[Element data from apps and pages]
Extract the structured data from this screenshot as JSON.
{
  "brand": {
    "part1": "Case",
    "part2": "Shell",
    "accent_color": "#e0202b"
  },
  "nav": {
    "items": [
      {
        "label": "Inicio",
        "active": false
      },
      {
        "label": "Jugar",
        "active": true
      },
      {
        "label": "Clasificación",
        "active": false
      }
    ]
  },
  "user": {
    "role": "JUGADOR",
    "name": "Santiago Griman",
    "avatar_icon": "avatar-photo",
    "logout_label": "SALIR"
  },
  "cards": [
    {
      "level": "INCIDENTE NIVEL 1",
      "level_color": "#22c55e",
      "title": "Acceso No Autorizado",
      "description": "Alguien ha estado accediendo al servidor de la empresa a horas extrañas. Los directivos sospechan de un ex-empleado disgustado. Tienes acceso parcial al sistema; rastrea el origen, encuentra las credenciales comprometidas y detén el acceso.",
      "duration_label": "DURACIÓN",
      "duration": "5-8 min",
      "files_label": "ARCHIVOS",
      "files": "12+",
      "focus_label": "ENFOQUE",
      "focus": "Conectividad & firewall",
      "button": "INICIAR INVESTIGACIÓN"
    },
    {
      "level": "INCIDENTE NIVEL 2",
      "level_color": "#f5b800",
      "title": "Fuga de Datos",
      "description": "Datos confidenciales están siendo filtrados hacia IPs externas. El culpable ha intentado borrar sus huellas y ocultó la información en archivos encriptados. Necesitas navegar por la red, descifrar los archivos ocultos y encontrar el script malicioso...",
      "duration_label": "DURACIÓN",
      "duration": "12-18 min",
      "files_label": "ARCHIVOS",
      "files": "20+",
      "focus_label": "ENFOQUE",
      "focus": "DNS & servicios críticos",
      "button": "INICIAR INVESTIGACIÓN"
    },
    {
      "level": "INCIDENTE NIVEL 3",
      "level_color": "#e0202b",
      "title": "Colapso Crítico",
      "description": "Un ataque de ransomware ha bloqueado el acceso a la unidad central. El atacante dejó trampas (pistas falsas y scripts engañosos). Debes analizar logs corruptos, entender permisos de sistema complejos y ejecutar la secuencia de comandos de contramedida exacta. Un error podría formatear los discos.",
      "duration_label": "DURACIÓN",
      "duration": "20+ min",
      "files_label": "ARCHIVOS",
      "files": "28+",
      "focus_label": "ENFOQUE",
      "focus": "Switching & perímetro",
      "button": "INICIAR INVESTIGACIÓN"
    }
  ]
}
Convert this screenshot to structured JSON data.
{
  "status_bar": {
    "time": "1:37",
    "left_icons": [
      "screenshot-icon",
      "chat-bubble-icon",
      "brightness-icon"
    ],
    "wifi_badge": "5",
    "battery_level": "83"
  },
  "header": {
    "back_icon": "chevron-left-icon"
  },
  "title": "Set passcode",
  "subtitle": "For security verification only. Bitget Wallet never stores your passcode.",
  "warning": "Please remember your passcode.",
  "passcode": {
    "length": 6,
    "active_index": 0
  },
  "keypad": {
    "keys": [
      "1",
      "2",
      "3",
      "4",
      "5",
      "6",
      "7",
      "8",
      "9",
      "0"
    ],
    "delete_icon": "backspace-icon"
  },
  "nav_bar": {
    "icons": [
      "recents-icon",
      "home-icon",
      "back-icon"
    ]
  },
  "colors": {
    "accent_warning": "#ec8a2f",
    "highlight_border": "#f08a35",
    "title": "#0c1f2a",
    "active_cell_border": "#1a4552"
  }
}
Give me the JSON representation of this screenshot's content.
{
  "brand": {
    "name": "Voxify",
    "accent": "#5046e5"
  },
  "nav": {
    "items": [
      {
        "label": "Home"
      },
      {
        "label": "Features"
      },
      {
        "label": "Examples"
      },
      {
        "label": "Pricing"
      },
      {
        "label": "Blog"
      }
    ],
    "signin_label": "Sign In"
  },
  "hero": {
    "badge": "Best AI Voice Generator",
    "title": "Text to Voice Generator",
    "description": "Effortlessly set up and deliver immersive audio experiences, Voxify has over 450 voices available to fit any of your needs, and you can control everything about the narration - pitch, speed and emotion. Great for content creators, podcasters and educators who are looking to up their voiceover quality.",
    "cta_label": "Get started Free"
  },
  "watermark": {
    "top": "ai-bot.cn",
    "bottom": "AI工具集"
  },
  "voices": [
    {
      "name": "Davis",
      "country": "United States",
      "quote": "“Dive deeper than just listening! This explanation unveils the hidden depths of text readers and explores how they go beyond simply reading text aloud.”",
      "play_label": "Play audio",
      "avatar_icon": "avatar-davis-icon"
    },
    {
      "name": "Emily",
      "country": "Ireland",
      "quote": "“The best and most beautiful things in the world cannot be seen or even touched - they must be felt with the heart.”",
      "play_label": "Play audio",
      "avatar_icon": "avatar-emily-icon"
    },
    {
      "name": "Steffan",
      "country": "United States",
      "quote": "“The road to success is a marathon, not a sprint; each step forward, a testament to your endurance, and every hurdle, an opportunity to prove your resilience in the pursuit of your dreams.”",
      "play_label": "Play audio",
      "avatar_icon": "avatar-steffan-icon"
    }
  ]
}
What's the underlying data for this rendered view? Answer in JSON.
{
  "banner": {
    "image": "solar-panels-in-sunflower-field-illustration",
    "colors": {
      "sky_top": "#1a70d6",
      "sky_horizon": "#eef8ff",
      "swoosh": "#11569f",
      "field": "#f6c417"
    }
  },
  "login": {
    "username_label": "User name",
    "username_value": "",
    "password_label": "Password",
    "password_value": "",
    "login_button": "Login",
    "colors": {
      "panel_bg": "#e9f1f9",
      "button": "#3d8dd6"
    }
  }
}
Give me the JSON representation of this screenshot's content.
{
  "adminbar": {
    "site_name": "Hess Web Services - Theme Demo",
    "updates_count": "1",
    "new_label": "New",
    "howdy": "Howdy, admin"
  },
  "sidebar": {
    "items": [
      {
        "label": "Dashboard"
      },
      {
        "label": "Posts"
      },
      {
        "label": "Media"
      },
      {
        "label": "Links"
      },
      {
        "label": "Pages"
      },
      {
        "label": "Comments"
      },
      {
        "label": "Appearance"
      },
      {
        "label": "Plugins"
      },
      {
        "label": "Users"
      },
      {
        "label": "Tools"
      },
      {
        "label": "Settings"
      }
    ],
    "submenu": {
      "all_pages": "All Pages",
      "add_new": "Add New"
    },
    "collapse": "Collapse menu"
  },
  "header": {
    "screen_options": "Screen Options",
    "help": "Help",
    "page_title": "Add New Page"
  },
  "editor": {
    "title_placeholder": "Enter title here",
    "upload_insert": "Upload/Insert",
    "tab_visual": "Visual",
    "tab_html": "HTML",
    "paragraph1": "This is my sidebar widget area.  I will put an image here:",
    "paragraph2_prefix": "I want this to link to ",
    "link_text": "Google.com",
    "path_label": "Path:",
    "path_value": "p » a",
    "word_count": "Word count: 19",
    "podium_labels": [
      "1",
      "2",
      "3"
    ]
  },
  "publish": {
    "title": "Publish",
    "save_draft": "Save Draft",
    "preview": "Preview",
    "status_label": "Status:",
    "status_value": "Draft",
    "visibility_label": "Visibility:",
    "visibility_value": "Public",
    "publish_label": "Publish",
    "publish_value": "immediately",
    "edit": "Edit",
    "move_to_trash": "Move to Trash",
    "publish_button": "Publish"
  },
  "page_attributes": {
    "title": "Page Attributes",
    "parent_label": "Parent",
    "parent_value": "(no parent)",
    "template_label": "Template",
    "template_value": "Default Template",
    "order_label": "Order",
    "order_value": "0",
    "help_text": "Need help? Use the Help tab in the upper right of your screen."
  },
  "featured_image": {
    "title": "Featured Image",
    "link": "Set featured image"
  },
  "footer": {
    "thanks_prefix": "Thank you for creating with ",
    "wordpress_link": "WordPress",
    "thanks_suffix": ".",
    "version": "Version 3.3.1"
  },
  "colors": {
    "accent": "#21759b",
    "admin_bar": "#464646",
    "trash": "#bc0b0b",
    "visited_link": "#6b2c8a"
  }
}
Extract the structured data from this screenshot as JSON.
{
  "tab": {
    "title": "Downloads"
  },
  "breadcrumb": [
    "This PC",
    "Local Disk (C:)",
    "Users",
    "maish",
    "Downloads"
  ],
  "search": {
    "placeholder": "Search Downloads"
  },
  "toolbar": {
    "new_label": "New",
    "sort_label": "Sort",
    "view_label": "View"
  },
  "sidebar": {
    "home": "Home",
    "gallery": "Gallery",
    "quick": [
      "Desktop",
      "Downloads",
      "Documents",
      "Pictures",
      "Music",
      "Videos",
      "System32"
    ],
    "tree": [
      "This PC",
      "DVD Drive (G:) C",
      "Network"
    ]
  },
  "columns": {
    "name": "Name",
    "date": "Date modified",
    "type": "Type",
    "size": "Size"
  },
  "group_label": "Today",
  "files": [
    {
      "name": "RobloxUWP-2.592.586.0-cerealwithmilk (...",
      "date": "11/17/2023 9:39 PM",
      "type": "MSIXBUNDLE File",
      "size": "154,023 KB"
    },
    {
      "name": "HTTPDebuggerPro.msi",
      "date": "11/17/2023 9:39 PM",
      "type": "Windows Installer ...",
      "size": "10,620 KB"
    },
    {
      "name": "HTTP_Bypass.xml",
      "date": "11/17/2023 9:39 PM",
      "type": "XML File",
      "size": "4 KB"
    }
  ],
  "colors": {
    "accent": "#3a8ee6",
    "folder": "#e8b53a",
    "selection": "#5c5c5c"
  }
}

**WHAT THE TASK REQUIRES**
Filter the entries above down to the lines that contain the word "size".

**REPLY**
    "size": "Size"
      "size": "154,023 KB"
      "size": "10,620 KB"
      "size": "4 KB"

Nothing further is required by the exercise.